Night Moves, the latest film by Kelly Reichardt (“Meek’s Cutoff”), is a personal story about three young people attempting to impact a society in which they no longer feel a part. Frustrated by continually escalating threats to the environment and by the deafness shown by political leaders, Josh (Jesse Eisenberg, “Now You See Me”) an organic farmer who lives in an agricultural cooperative in Oregon, Dena (Dakota Fanning, “The Last of Robin Hood”) a young college dropout with considerable family wealth, and Harmon (Peter Sarsgaard, “Green Lantern”), an ex-Marine with expert knowledge of explosives, decide to blow up a hydroelectric dam as a protest against the desecration of the environment.
According to Reichardt, “Their rash choice is from a place of just wanting to feel a part of it. The three characters are all looking for that kind of connected feeling and this is their way of feeling plugged into the world, and plugged into the movement and activism.” There are no polemics or speeches in the film and no stated justification for the action other than Josh’s belief that it “will make people start thinking,” and will make a statement to those who don’t care about “killing all the salmon just so they can run their bleeping iPod every second of their life.” When the film opens, the time for debate has passed and the proposal is now in an advanced stage of planning.
Meticulously, Night Moves follows the three as they buy a boat, consider how to buy an additional 500 pounds of ammonia nitrate fertilizer, and set up the detonation. Reichardt generates tension without peak dramatic moments, only by the deliberate unfolding of the evolving plan and the potential dangers it entails. Divided into the planning and execution of the bombing and its resulting consequences, the film is a study of encroaching paranoia. As the three separate and agree to return to their lives and not contact each other, the news that a camper, a husband with two children, has gone missing leads to Dena’s growing panic and Josh’s increasing concern that she will betray the group.
Though one of the key plot points feels unconvincing and out of character, Night Moves is a strong film in practically every aspect: Direction, performance and cinematography, but it is a film permeated by an overriding sadness that goes beyond the personal consequences to each character, encompassing more a sense of loss that the human involvement of people fighting for a cause has been replaced by lonely, desperate acts of conscience that are poorly thought out and alienate the people they are trying to convert.
Like Sidney Lumet’s 1986 “Running on Empty,” a film about the consequences of acts of civil disobedience, the film does not judge the actions of the characters nor justify them. Though as the director has said, Night Moves is more of a character study than a political statement, unfortunately, some may come away with the idea that environmentalists are paranoid zealots who care little about the ultimate consequences of their actions.
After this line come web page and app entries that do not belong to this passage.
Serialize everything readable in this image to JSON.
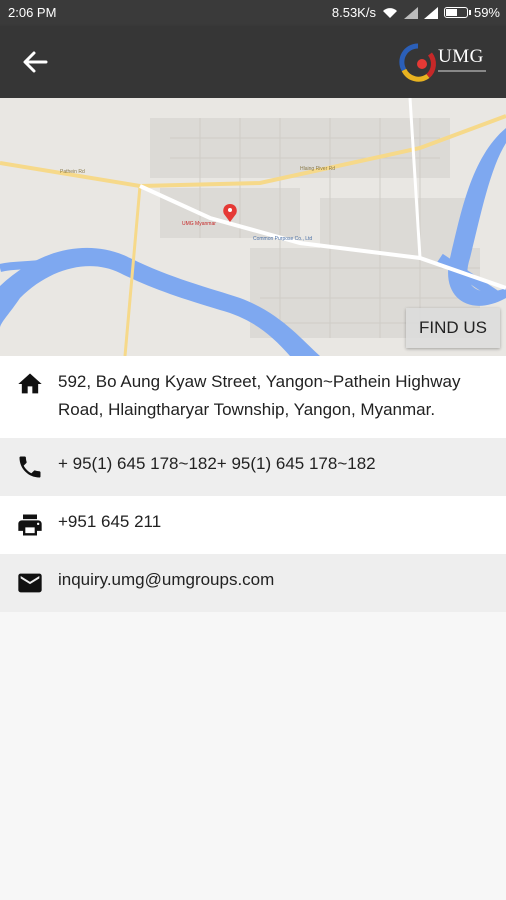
{
  "status_bar": {
    "time": "2:06 PM",
    "speed": "8.53K/s",
    "battery": "59%",
    "battery_level": 0.59
  },
  "app_bar": {
    "logo_text": "UMG"
  },
  "map": {
    "pin_label": "UMG Myanmar",
    "place_label": "Common Purpose Co., Ltd",
    "road_label_1": "Hlaing River Rd",
    "road_label_2": "Pathein Rd",
    "find_button": "FIND US"
  },
  "contacts": [
    {
      "icon": "home-icon",
      "text": "592, Bo Aung Kyaw Street, Yangon~Pathein Highway Road, Hlaingtharyar Township, Yangon, Myanmar."
    },
    {
      "icon": "phone-icon",
      "text": "+ 95(1) 645 178~182+ 95(1) 645 178~182"
    },
    {
      "icon": "printer-icon",
      "text": "+951 645 211"
    },
    {
      "icon": "mail-icon",
      "text": "inquiry.umg@umgroups.com"
    }
  ],
  "colors": {
    "app_bar": "#363636",
    "status_bar": "#3a3a3a",
    "river": "#7ea8f0",
    "pin": "#e53935"
  }
}
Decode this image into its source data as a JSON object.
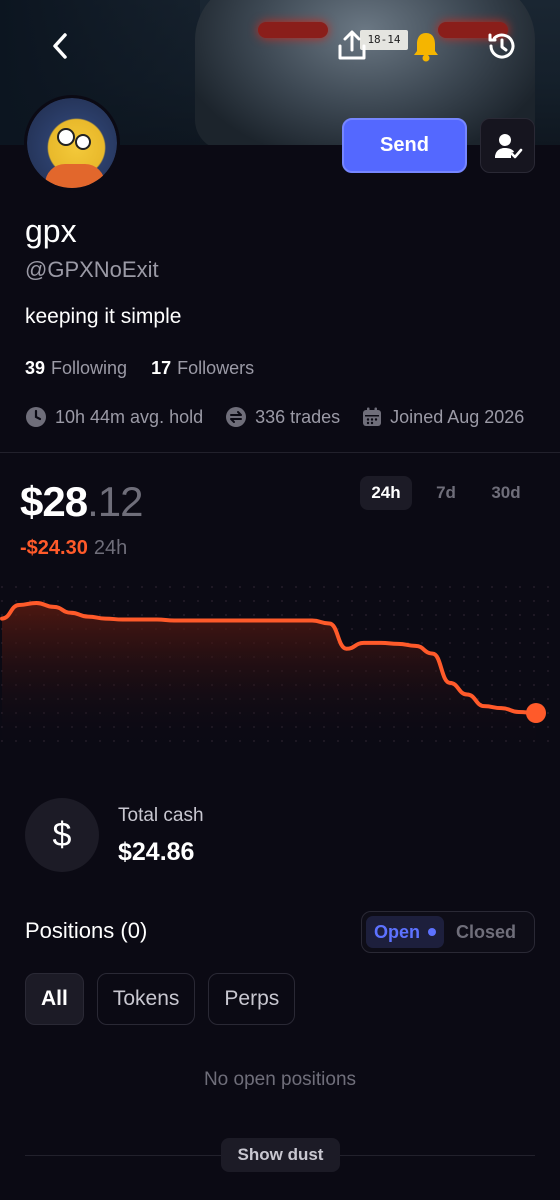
{
  "banner": {
    "plate_text": "18-14"
  },
  "header": {
    "send_label": "Send"
  },
  "profile": {
    "name": "gpx",
    "handle": "@GPXNoExit",
    "bio": "keeping it simple",
    "following_count": "39",
    "following_label": "Following",
    "followers_count": "17",
    "followers_label": "Followers",
    "avg_hold": "10h 44m avg. hold",
    "trades": "336 trades",
    "joined": "Joined Aug 2026"
  },
  "portfolio": {
    "balance_whole": "$28",
    "balance_cents": ".12",
    "change": "-$24.30",
    "change_period": "24h",
    "ranges": [
      "24h",
      "7d",
      "30d"
    ],
    "active_range": "24h"
  },
  "chart_data": {
    "type": "line",
    "title": "",
    "series": [
      {
        "values": [
          28.0,
          29.4,
          29.6,
          29.2,
          28.6,
          28.2,
          28.0,
          27.9,
          27.9,
          27.9,
          27.8,
          27.8,
          27.8,
          27.8,
          27.8,
          27.8,
          27.8,
          27.8,
          27.8,
          27.5,
          24.9,
          25.5,
          25.5,
          25.4,
          25.2,
          24.4,
          21.4,
          20.2,
          19.0,
          18.8,
          18.4,
          18.3
        ]
      }
    ],
    "color": "#ff5a2a",
    "grid": false
  },
  "cash": {
    "label": "Total cash",
    "value": "$24.86",
    "icon": "dollar-icon"
  },
  "positions": {
    "title": "Positions (0)",
    "open_label": "Open",
    "closed_label": "Closed",
    "filters": [
      "All",
      "Tokens",
      "Perps"
    ],
    "active_filter": "All",
    "empty_text": "No open positions",
    "dust_label": "Show dust"
  },
  "colors": {
    "accent": "#5468ff",
    "negative": "#ff5a2a",
    "background": "#0b0a14"
  }
}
That would do a disservice to both the film and to the majority of environmentalists working tirelessly to support the planet.